## [Data for review]

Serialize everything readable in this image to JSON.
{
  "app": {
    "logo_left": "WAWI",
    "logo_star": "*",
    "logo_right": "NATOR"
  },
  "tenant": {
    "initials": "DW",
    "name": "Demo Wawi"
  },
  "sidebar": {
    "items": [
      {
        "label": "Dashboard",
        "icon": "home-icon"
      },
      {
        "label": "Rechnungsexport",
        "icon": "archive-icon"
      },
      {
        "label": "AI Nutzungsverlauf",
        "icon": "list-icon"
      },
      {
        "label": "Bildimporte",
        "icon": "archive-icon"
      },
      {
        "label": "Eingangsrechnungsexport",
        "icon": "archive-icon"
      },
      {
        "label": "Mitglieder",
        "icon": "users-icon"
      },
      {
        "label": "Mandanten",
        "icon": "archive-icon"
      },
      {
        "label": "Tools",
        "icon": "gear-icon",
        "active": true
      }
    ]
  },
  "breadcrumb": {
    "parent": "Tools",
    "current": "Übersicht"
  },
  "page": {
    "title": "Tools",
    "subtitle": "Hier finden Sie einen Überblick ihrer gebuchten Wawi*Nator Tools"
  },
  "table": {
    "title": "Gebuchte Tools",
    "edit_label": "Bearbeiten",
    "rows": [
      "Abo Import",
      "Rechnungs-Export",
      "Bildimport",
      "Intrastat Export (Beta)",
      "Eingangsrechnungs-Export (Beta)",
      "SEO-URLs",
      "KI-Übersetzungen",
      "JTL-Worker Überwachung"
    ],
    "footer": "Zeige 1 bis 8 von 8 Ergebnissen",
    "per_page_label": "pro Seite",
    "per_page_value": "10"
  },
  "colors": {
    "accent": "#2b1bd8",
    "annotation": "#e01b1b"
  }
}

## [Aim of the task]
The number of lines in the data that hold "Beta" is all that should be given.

## [Solution for this task]
2